(Stored dataset items)
[Start of section]
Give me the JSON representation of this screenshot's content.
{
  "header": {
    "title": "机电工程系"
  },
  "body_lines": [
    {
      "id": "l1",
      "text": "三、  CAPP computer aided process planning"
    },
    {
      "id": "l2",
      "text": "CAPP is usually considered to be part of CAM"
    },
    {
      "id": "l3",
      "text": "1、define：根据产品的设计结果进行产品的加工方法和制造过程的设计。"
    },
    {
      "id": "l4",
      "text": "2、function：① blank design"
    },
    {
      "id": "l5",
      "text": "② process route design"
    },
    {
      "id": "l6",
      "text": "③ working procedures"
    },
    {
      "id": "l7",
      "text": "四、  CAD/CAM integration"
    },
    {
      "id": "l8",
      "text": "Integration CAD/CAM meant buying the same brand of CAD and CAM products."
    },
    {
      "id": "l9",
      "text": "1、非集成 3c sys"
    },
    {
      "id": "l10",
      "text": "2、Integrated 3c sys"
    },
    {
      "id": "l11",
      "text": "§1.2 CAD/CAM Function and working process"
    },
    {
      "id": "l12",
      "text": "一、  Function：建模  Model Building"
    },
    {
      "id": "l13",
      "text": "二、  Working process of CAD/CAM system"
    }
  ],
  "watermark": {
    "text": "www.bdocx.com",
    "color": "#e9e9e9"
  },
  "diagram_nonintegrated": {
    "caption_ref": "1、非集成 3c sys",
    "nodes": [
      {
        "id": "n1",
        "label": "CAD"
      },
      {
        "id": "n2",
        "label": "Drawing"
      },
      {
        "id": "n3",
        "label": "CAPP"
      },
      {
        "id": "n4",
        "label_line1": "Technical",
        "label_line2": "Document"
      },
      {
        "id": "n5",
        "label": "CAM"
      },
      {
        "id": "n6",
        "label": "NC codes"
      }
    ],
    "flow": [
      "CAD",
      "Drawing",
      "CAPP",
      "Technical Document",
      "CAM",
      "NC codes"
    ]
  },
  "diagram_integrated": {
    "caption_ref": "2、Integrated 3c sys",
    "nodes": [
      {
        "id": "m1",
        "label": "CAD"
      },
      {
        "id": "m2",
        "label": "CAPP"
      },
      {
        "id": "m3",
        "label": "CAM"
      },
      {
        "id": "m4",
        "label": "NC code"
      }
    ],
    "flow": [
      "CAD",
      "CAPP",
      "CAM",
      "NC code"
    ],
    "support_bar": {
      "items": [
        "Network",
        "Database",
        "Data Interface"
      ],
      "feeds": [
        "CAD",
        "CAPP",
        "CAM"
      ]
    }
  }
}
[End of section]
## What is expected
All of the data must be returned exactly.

## Answer space
Give me the JSON representation of this screenshot's content.
{
  "header": {
    "title": "机电工程系"
  },
  "body_lines": [
    {
      "id": "l1",
      "text": "三、  CAPP computer aided process planning"
    },
    {
      "id": "l2",
      "text": "CAPP is usually considered to be part of CAM"
    },
    {
      "id": "l3",
      "text": "1、define：根据产品的设计结果进行产品的加工方法和制造过程的设计。"
    },
    {
      "id": "l4",
      "text": "2、function：① blank design"
    },
    {
      "id": "l5",
      "text": "② process route design"
    },
    {
      "id": "l6",
      "text": "③ working procedures"
    },
    {
      "id": "l7",
      "text": "四、  CAD/CAM integration"
    },
    {
      "id": "l8",
      "text": "Integration CAD/CAM meant buying the same brand of CAD and CAM products."
    },
    {
      "id": "l9",
      "text": "1、非集成 3c sys"
    },
    {
      "id": "l10",
      "text": "2、Integrated 3c sys"
    },
    {
      "id": "l11",
      "text": "§1.2 CAD/CAM Function and working process"
    },
    {
      "id": "l12",
      "text": "一、  Function：建模  Model Building"
    },
    {
      "id": "l13",
      "text": "二、  Working process of CAD/CAM system"
    }
  ],
  "watermark": {
    "text": "www.bdocx.com",
    "color": "#e9e9e9"
  },
  "diagram_nonintegrated": {
    "caption_ref": "1、非集成 3c sys",
    "nodes": [
      {
        "id": "n1",
        "label": "CAD"
      },
      {
        "id": "n2",
        "label": "Drawing"
      },
      {
        "id": "n3",
        "label": "CAPP"
      },
      {
        "id": "n4",
        "label_line1": "Technical",
        "label_line2": "Document"
      },
      {
        "id": "n5",
        "label": "CAM"
      },
      {
        "id": "n6",
        "label": "NC codes"
      }
    ],
    "flow": [
      "CAD",
      "Drawing",
      "CAPP",
      "Technical Document",
      "CAM",
      "NC codes"
    ]
  },
  "diagram_integrated": {
    "caption_ref": "2、Integrated 3c sys",
    "nodes": [
      {
        "id": "m1",
        "label": "CAD"
      },
      {
        "id": "m2",
        "label": "CAPP"
      },
      {
        "id": "m3",
        "label": "CAM"
      },
      {
        "id": "m4",
        "label": "NC code"
      }
    ],
    "flow": [
      "CAD",
      "CAPP",
      "CAM",
      "NC code"
    ],
    "support_bar": {
      "items": [
        "Network",
        "Database",
        "Data Interface"
      ],
      "feeds": [
        "CAD",
        "CAPP",
        "CAM"
      ]
    }
  }
}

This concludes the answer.